This odd fairytale (with German subtitles) about the strangely beautiful relationship between German farm girl Emma (Triebel) and terminally ill car salesman Max (Vogel) has a charm and humanity all of its own.

Max, we learn by witnessing a couple of short conversations with fellow workers at his car dealership after his diagnosis with pancreatic cancer, has led a fairly dull life. His terminal illness injects some unwanted pace and drama into his existence, however, although at first it seems as though even this tragic change will be the final mundane act in a mundane life.

Near suicidal, he speeds off down the German motorway with thousands of stolen euro taken from the car dealership he owns in partnership with his friend Hans (Feifel). Seemingly intent on destruction, he is saved by a remarkable occurrence of chance, which brings him into the life of Emma.

During Max's existential crisis, Emma has been unsuccessfully trying to deal with problems of her own.

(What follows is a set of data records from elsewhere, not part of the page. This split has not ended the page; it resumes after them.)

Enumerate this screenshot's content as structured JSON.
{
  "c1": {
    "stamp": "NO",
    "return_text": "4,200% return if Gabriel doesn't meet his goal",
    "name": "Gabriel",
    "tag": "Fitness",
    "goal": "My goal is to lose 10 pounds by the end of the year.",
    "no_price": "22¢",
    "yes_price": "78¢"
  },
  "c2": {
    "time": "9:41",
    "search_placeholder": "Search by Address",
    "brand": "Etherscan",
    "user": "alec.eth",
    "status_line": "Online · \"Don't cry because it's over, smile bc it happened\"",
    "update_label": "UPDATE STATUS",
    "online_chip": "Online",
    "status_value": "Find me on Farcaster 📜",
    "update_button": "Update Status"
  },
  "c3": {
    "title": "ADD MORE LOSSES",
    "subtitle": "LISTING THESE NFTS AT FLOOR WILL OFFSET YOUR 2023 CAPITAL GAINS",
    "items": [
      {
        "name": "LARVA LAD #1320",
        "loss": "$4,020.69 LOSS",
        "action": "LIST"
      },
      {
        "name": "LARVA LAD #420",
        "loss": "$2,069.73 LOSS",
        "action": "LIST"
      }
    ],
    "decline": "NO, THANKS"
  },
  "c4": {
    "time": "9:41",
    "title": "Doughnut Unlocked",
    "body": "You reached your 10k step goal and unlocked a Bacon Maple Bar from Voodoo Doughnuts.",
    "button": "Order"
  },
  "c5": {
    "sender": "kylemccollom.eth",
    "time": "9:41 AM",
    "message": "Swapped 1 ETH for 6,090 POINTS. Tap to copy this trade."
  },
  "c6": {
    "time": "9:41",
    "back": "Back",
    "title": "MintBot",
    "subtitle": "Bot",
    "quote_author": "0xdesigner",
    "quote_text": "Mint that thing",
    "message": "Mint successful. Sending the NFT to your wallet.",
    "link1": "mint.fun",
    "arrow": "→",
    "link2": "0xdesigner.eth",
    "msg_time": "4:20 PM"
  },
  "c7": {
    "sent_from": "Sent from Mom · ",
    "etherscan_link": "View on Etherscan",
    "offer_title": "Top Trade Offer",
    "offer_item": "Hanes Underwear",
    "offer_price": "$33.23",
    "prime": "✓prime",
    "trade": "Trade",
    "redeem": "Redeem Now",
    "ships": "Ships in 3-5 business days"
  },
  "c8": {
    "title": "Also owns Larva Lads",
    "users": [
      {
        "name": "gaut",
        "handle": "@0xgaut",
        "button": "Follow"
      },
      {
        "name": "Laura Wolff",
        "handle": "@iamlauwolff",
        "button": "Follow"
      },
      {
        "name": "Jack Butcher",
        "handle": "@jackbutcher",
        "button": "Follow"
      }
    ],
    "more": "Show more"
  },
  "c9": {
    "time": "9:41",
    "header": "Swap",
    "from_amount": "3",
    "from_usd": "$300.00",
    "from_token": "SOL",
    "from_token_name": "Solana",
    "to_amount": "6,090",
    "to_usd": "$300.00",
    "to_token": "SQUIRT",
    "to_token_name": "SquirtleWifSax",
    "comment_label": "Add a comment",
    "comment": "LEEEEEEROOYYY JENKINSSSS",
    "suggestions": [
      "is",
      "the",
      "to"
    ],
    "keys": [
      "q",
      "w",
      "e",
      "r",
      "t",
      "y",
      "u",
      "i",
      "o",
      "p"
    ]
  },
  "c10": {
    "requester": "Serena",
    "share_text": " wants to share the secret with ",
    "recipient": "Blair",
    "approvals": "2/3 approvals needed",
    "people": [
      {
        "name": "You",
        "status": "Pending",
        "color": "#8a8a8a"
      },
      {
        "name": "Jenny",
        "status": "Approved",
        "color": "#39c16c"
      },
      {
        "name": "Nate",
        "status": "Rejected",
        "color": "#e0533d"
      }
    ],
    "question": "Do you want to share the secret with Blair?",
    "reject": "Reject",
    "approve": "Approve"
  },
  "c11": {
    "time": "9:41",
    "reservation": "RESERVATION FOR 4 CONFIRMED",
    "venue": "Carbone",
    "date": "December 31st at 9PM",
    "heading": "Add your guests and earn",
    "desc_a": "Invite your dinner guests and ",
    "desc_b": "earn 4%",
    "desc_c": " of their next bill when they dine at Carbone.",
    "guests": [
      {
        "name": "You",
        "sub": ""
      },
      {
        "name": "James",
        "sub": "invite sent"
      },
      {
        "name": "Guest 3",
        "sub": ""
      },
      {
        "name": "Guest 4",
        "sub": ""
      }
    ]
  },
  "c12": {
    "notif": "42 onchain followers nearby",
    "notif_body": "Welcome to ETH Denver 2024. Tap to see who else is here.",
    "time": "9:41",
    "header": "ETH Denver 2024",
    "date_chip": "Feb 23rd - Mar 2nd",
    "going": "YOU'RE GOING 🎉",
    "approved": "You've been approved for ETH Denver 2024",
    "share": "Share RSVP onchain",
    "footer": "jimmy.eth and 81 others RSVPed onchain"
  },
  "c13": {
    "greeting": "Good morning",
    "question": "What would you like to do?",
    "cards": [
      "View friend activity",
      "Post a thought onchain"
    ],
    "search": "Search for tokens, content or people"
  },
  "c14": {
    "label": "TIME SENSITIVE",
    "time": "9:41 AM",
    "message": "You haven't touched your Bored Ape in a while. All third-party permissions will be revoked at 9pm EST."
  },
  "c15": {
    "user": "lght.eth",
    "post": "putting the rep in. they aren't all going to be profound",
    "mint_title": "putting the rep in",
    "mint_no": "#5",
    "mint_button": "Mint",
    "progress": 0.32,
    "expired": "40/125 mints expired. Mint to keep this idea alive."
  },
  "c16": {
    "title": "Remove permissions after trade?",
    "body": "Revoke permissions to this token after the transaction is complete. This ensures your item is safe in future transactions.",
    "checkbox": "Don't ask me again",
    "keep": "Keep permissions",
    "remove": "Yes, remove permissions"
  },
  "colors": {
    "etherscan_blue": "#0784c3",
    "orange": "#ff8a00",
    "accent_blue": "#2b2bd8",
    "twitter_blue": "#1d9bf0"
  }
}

Short of money, she is struggling to keep her old style farm going and simultaneously trying to fend off the unwanted attentions of a local police officer (Solbach). Initially, Max's arrival dramatic arrival promises a reprieve if little else, as Emma finds his money.

Soon enough, however, a closer bond develops between the pair and they begin a romantic relationship.

The story of a terminally ill inhabitant of an anodyne, hyper-modern Germany meeting and falling in love with a lusty German farm girl may have too much of a whiff of wish fulfilment about it but it many ways, that's the point.

It is likely to prove 'too much' only if you wilfully resist falling for the spirit of the thing. For those who allow themselves to be carried along, there's a unique blend of humour, tragedy and an authentically touching story.

Directed with tenderness and subtlety, beautifully shot and skilfully acted - and with a challenging and powerful ending - this is well worth seeing.

Brendan Cole